_Work order_:
Give the data a second time, exactly and in full.

_Task material_:
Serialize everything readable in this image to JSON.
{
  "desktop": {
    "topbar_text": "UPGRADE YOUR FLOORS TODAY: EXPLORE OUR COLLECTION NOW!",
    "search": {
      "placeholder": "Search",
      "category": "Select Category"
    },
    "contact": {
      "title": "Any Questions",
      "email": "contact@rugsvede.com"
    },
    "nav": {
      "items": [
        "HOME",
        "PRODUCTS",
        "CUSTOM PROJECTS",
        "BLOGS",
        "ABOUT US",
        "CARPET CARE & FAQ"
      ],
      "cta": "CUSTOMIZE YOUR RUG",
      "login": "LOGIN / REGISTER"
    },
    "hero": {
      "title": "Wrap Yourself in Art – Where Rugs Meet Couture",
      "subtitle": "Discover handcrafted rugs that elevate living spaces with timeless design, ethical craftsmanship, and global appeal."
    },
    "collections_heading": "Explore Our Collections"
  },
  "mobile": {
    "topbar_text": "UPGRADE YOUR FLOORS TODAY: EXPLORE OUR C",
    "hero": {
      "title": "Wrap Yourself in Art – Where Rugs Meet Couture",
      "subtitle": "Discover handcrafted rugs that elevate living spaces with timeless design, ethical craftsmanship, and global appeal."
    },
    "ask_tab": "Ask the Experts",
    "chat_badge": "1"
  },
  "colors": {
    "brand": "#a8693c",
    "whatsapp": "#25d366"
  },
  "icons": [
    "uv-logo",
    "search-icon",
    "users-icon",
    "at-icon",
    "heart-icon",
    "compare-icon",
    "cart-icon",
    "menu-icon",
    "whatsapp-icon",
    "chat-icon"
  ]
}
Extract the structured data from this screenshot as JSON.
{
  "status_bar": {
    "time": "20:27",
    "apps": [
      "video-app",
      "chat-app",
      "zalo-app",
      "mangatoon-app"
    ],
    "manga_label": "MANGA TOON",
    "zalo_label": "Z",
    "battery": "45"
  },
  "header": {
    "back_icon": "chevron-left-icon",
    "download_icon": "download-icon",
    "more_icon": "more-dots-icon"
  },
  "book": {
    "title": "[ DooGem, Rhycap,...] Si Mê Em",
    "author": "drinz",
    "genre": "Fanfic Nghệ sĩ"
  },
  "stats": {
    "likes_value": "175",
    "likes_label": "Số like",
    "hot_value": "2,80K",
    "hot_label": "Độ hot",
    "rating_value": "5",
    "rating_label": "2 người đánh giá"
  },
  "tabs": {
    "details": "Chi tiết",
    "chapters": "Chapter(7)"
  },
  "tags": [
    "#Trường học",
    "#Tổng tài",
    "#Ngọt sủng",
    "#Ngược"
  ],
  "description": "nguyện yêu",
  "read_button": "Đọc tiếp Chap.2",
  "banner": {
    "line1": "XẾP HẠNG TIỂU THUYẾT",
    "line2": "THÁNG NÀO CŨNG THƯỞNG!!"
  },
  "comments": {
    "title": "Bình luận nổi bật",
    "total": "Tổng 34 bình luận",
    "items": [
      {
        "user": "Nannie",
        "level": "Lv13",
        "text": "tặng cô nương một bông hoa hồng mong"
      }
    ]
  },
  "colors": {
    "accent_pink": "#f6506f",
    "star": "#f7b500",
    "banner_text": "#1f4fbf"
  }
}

_Task result_:
Serialize everything readable in this image to JSON.
{
  "desktop": {
    "topbar_text": "UPGRADE YOUR FLOORS TODAY: EXPLORE OUR COLLECTION NOW!",
    "search": {
      "placeholder": "Search",
      "category": "Select Category"
    },
    "contact": {
      "title": "Any Questions",
      "email": "contact@rugsvede.com"
    },
    "nav": {
      "items": [
        "HOME",
        "PRODUCTS",
        "CUSTOM PROJECTS",
        "BLOGS",
        "ABOUT US",
        "CARPET CARE & FAQ"
      ],
      "cta": "CUSTOMIZE YOUR RUG",
      "login": "LOGIN / REGISTER"
    },
    "hero": {
      "title": "Wrap Yourself in Art – Where Rugs Meet Couture",
      "subtitle": "Discover handcrafted rugs that elevate living spaces with timeless design, ethical craftsmanship, and global appeal."
    },
    "collections_heading": "Explore Our Collections"
  },
  "mobile": {
    "topbar_text": "UPGRADE YOUR FLOORS TODAY: EXPLORE OUR C",
    "hero": {
      "title": "Wrap Yourself in Art – Where Rugs Meet Couture",
      "subtitle": "Discover handcrafted rugs that elevate living spaces with timeless design, ethical craftsmanship, and global appeal."
    },
    "ask_tab": "Ask the Experts",
    "chat_badge": "1"
  },
  "colors": {
    "brand": "#a8693c",
    "whatsapp": "#25d366"
  },
  "icons": [
    "uv-logo",
    "search-icon",
    "users-icon",
    "at-icon",
    "heart-icon",
    "compare-icon",
    "cart-icon",
    "menu-icon",
    "whatsapp-icon",
    "chat-icon"
  ]
}
Extract the structured data from this screenshot as JSON.
{
  "status_bar": {
    "time": "20:27",
    "apps": [
      "video-app",
      "chat-app",
      "zalo-app",
      "mangatoon-app"
    ],
    "manga_label": "MANGA TOON",
    "zalo_label": "Z",
    "battery": "45"
  },
  "header": {
    "back_icon": "chevron-left-icon",
    "download_icon": "download-icon",
    "more_icon": "more-dots-icon"
  },
  "book": {
    "title": "[ DooGem, Rhycap,...] Si Mê Em",
    "author": "drinz",
    "genre": "Fanfic Nghệ sĩ"
  },
  "stats": {
    "likes_value": "175",
    "likes_label": "Số like",
    "hot_value": "2,80K",
    "hot_label": "Độ hot",
    "rating_value": "5",
    "rating_label": "2 người đánh giá"
  },
  "tabs": {
    "details": "Chi tiết",
    "chapters": "Chapter(7)"
  },
  "tags": [
    "#Trường học",
    "#Tổng tài",
    "#Ngọt sủng",
    "#Ngược"
  ],
  "description": "nguyện yêu",
  "read_button": "Đọc tiếp Chap.2",
  "banner": {
    "line1": "XẾP HẠNG TIỂU THUYẾT",
    "line2": "THÁNG NÀO CŨNG THƯỞNG!!"
  },
  "comments": {
    "title": "Bình luận nổi bật",
    "total": "Tổng 34 bình luận",
    "items": [
      {
        "user": "Nannie",
        "level": "Lv13",
        "text": "tặng cô nương một bông hoa hồng mong"
      }
    ]
  },
  "colors": {
    "accent_pink": "#f6506f",
    "star": "#f7b500",
    "banner_text": "#1f4fbf"
  }
}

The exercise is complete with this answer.